Available data:
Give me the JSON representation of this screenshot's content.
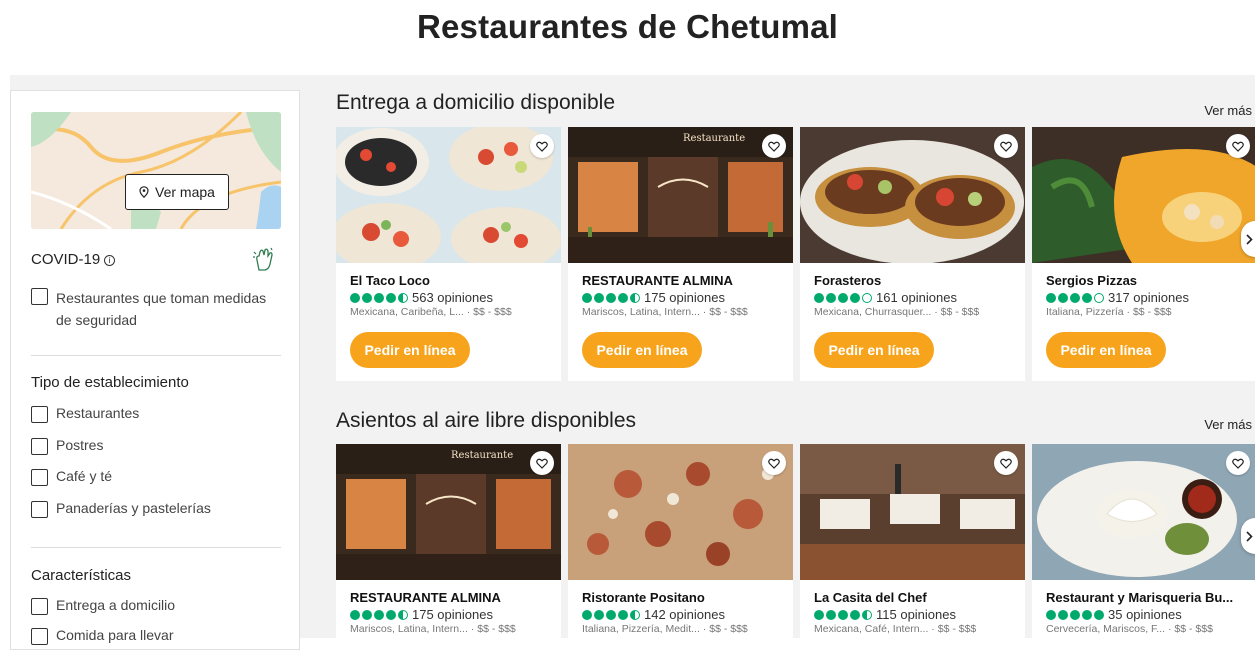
{
  "page": {
    "title": "Restaurantes de Chetumal"
  },
  "sidebar": {
    "map_button_label": "Ver mapa",
    "covid": {
      "title": "COVID-19",
      "option": "Restaurantes que toman medidas de seguridad"
    },
    "establishment": {
      "title": "Tipo de establecimiento",
      "options": [
        "Restaurantes",
        "Postres",
        "Café y té",
        "Panaderías y pastelerías"
      ]
    },
    "features": {
      "title": "Características",
      "options": [
        "Entrega a domicilio",
        "Comida para llevar"
      ]
    }
  },
  "rows": [
    {
      "title": "Entrega a domicilio disponible",
      "see_more": "Ver más",
      "cards": [
        {
          "name": "El Taco Loco",
          "rating": 4.5,
          "reviews": "563 opiniones",
          "cuisine": "Mexicana, Caribeña, L...",
          "price": "$$ - $$$",
          "button": "Pedir en línea"
        },
        {
          "name": "RESTAURANTE ALMINA",
          "rating": 4.5,
          "reviews": "175 opiniones",
          "cuisine": "Mariscos, Latina, Intern...",
          "price": "$$ - $$$",
          "button": "Pedir en línea"
        },
        {
          "name": "Forasteros",
          "rating": 4,
          "reviews": "161 opiniones",
          "cuisine": "Mexicana, Churrasquer...",
          "price": "$$ - $$$",
          "button": "Pedir en línea"
        },
        {
          "name": "Sergios Pizzas",
          "rating": 4,
          "reviews": "317 opiniones",
          "cuisine": "Italiana, Pizzería",
          "price": "$$ - $$$",
          "button": "Pedir en línea"
        }
      ]
    },
    {
      "title": "Asientos al aire libre disponibles",
      "see_more": "Ver más",
      "cards": [
        {
          "name": "RESTAURANTE ALMINA",
          "rating": 4.5,
          "reviews": "175 opiniones",
          "cuisine": "Mariscos, Latina, Intern...",
          "price": "$$ - $$$"
        },
        {
          "name": "Ristorante Positano",
          "rating": 4.5,
          "reviews": "142 opiniones",
          "cuisine": "Italiana, Pizzería, Medit...",
          "price": "$$ - $$$"
        },
        {
          "name": "La Casita del Chef",
          "rating": 4.5,
          "reviews": "115 opiniones",
          "cuisine": "Mexicana, Café, Intern...",
          "price": "$$ - $$$"
        },
        {
          "name": "Restaurant y Marisqueria Bu...",
          "rating": 5,
          "reviews": "35 opiniones",
          "cuisine": "Cervecería, Mariscos, F...",
          "price": "$$ - $$$"
        }
      ]
    }
  ],
  "colors": {
    "accent_button": "#f8a31c",
    "rating_green": "#00aa6c",
    "background": "#f2f2f2"
  },
  "icons": [
    "map-pin-icon",
    "info-icon",
    "hand-sanitizer-icon",
    "heart-icon",
    "chevron-right-icon",
    "rating-bubble-icon"
  ]
}
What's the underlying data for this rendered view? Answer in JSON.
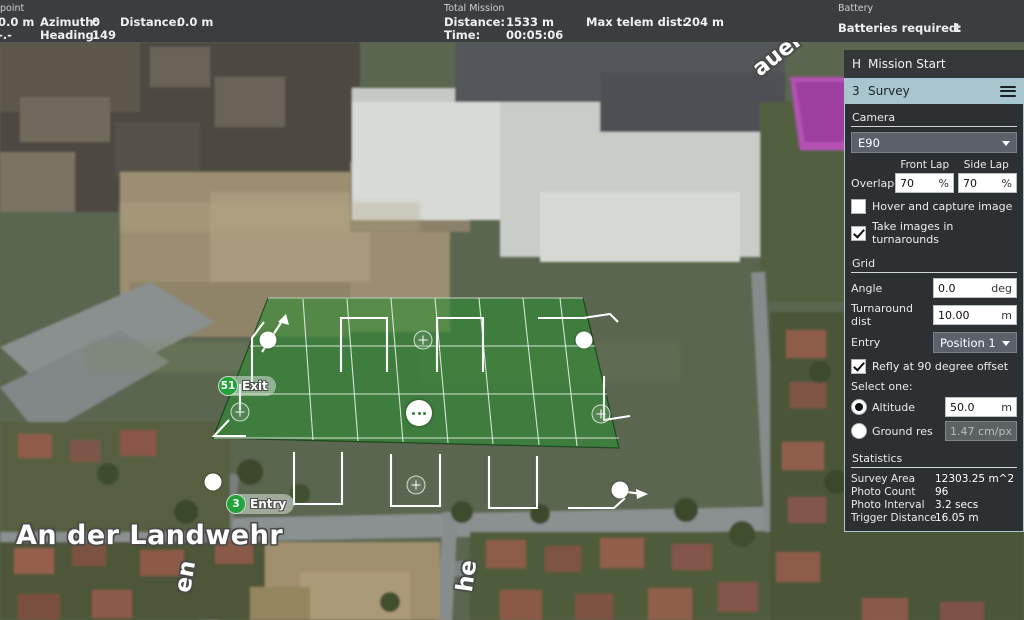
{
  "topbar": {
    "waypoint": {
      "title": "point",
      "rows": [
        {
          "label": "",
          "value": "0.0 m"
        },
        {
          "label": "",
          "value": "-.-"
        }
      ],
      "azimuth_label": "Azimuth:",
      "azimuth_value": "0",
      "heading_label": "Heading:",
      "heading_value": "149",
      "distance_label": "Distance:",
      "distance_value": "0.0 m"
    },
    "total_mission": {
      "title": "Total Mission",
      "distance_label": "Distance:",
      "distance_value": "1533 m",
      "time_label": "Time:",
      "time_value": "00:05:06",
      "max_telem_label": "Max telem dist:",
      "max_telem_value": "204 m"
    },
    "battery": {
      "title": "Battery",
      "required_label": "Batteries required:",
      "required_value": "1"
    }
  },
  "panel": {
    "mission_start": {
      "index": "H",
      "label": "Mission Start"
    },
    "survey": {
      "index": "3",
      "label": "Survey",
      "menu_icon": "hamburger-icon"
    },
    "camera": {
      "section_label": "Camera",
      "selected": "E90",
      "options": [
        "E90"
      ],
      "caret_icon": "chevron-down-icon"
    },
    "overlap": {
      "label": "Overlap",
      "front_lap_header": "Front Lap",
      "side_lap_header": "Side Lap",
      "front_lap_value": "70",
      "front_lap_unit": "%",
      "side_lap_value": "70",
      "side_lap_unit": "%"
    },
    "hover_capture": {
      "label": "Hover and capture image",
      "checked": false
    },
    "turnaround_images": {
      "label": "Take images in turnarounds",
      "checked": true
    },
    "grid": {
      "section_label": "Grid",
      "angle_label": "Angle",
      "angle_value": "0.0",
      "angle_unit": "deg",
      "turnaround_label": "Turnaround dist",
      "turnaround_value": "10.00",
      "turnaround_unit": "m",
      "entry_label": "Entry",
      "entry_value": "Position 1",
      "entry_options": [
        "Position 1"
      ]
    },
    "refly": {
      "label": "Refly at 90 degree offset",
      "checked": true
    },
    "select_one_label": "Select one:",
    "altitude": {
      "label": "Altitude",
      "value": "50.0",
      "unit": "m",
      "selected": true
    },
    "ground_res": {
      "label": "Ground res",
      "value": "1.47",
      "unit": "cm/px",
      "selected": false
    },
    "statistics": {
      "section_label": "Statistics",
      "rows": [
        {
          "key": "Survey Area",
          "value": "12303.25 m^2"
        },
        {
          "key": "Photo Count",
          "value": "96"
        },
        {
          "key": "Photo Interval",
          "value": "3.2 secs"
        },
        {
          "key": "Trigger Distance",
          "value": "16.05 m"
        }
      ]
    }
  },
  "map": {
    "street_labels": [
      {
        "text": "An der Landwehr"
      },
      {
        "text": "auer-All"
      },
      {
        "text": "he"
      },
      {
        "text": "en"
      }
    ],
    "markers": {
      "exit": {
        "num": "51",
        "text": "Exit"
      },
      "entry": {
        "num": "3",
        "text": "Entry"
      }
    },
    "survey_fill_color": "#2f8b34",
    "survey_line_color": "#ffffff",
    "badge_color": "#23a33c"
  }
}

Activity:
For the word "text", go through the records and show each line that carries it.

Output for this task:
        "text": "An der Landwehr"
        "text": "auer-All"
        "text": "he"
        "text": "en"
        "text": "Exit"
        "text": "Entry"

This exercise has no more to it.